**What is needed**
Every line in the records below with the string "children" needs to be copied out.

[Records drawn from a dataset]
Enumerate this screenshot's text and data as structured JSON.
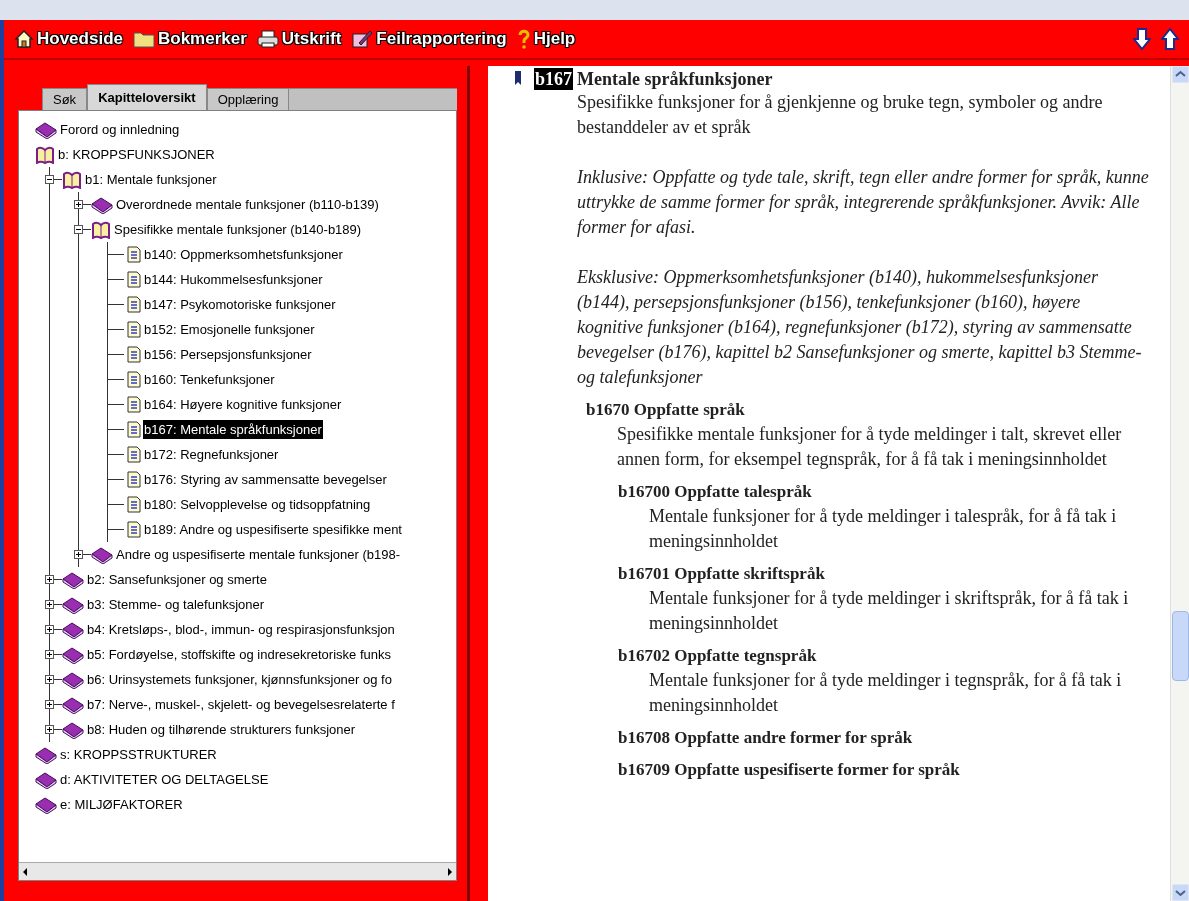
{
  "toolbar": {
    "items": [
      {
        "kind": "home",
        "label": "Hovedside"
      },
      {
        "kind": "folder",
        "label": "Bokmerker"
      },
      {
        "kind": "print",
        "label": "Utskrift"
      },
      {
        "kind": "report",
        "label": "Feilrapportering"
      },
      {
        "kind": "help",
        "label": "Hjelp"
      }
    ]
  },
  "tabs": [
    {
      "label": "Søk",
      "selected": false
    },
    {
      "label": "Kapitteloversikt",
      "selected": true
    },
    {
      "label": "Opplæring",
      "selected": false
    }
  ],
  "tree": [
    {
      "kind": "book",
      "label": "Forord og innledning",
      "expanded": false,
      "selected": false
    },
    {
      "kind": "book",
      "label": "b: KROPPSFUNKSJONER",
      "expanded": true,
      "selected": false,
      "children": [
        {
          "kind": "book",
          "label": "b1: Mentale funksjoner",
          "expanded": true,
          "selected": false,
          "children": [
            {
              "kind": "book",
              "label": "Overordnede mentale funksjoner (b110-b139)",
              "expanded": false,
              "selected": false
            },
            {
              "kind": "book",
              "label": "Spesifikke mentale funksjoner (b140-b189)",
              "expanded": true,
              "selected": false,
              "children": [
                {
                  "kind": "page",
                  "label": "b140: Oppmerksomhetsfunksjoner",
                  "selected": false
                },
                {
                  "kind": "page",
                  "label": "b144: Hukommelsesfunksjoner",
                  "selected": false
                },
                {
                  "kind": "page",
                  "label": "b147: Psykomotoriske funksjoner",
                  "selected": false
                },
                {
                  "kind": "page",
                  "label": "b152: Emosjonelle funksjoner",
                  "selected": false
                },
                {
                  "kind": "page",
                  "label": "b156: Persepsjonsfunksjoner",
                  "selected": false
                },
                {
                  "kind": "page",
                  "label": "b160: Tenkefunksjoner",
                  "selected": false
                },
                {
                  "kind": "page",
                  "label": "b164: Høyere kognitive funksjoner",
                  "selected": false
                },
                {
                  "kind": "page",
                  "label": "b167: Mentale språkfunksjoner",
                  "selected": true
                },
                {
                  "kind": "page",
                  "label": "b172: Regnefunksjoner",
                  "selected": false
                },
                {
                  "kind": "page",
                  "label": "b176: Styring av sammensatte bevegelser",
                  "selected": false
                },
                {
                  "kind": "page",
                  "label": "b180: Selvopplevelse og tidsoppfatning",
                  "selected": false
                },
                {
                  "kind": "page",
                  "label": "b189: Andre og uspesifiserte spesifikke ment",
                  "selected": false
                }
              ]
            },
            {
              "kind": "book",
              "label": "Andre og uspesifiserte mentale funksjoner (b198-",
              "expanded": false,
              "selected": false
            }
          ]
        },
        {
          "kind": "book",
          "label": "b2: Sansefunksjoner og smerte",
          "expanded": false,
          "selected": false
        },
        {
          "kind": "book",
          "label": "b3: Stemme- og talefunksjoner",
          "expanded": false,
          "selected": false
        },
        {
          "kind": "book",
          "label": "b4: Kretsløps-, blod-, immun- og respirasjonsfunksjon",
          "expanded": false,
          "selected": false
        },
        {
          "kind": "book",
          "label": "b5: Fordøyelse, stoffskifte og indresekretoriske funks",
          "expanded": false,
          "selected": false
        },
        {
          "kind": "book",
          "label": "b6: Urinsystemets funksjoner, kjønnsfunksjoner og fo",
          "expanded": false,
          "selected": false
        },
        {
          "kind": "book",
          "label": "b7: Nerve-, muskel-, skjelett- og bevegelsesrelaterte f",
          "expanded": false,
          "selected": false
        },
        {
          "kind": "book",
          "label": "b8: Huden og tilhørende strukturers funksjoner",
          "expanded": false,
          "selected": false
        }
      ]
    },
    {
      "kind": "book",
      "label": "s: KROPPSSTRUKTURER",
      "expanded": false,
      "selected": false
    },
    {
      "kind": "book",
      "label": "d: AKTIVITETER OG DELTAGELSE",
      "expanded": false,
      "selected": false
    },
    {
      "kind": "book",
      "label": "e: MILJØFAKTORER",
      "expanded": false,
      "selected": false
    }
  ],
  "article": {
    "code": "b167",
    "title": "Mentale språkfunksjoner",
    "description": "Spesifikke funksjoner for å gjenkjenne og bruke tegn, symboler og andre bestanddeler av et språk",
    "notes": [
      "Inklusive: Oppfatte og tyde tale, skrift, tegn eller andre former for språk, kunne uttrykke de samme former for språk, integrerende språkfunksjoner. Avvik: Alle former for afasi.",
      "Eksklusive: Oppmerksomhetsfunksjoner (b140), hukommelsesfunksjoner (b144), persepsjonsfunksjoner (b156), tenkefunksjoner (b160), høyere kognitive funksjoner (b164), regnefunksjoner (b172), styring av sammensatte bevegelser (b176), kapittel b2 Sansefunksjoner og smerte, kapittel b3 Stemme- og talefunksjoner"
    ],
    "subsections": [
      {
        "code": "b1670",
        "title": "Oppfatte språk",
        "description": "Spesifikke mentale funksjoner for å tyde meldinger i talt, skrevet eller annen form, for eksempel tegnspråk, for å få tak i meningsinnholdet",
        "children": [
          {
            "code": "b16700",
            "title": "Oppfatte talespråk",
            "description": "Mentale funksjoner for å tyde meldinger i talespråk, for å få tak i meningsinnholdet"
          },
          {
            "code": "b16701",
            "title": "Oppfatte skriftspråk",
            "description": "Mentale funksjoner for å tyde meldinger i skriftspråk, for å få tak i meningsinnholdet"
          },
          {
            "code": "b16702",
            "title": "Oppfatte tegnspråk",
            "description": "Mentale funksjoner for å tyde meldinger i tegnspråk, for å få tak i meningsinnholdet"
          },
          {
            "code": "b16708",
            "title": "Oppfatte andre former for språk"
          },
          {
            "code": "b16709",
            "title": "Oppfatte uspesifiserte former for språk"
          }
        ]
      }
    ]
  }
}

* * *

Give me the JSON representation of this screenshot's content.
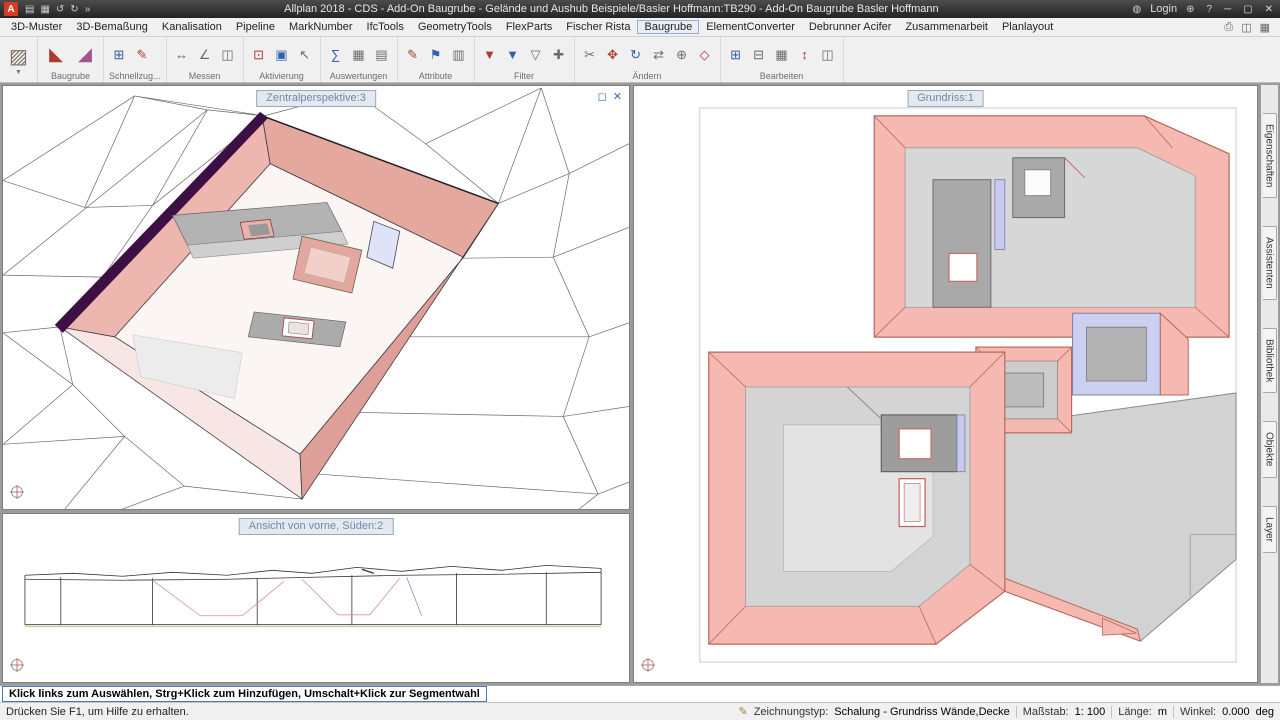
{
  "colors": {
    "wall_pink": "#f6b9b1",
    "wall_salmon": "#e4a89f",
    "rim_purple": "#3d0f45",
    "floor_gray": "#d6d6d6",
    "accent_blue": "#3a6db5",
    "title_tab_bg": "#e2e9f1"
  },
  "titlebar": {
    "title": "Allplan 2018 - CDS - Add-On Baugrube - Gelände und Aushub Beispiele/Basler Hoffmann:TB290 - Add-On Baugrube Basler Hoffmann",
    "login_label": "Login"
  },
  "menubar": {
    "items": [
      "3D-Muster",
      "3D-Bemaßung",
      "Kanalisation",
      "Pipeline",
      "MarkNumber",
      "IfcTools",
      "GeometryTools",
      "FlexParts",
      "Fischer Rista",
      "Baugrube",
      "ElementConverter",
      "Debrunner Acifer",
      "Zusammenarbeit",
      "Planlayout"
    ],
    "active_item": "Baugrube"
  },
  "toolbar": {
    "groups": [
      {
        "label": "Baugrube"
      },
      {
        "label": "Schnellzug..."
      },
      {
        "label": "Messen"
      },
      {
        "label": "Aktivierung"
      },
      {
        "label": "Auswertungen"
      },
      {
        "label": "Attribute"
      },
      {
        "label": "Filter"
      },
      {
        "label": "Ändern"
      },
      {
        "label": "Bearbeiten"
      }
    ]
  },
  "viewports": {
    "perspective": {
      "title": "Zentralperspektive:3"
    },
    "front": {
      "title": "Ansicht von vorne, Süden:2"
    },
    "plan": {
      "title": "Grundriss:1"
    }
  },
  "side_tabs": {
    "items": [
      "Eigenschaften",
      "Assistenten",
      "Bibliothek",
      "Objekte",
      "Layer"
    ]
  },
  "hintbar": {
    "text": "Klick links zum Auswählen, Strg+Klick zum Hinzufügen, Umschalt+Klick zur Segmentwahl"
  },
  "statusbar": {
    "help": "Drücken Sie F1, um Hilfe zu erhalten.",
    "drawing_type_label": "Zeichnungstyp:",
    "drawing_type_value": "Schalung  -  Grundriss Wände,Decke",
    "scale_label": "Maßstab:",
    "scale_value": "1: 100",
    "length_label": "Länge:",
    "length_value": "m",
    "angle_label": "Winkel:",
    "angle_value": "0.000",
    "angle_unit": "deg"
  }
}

**Expected output**
      "children": [
          "children": [
              "children": [
        "children": [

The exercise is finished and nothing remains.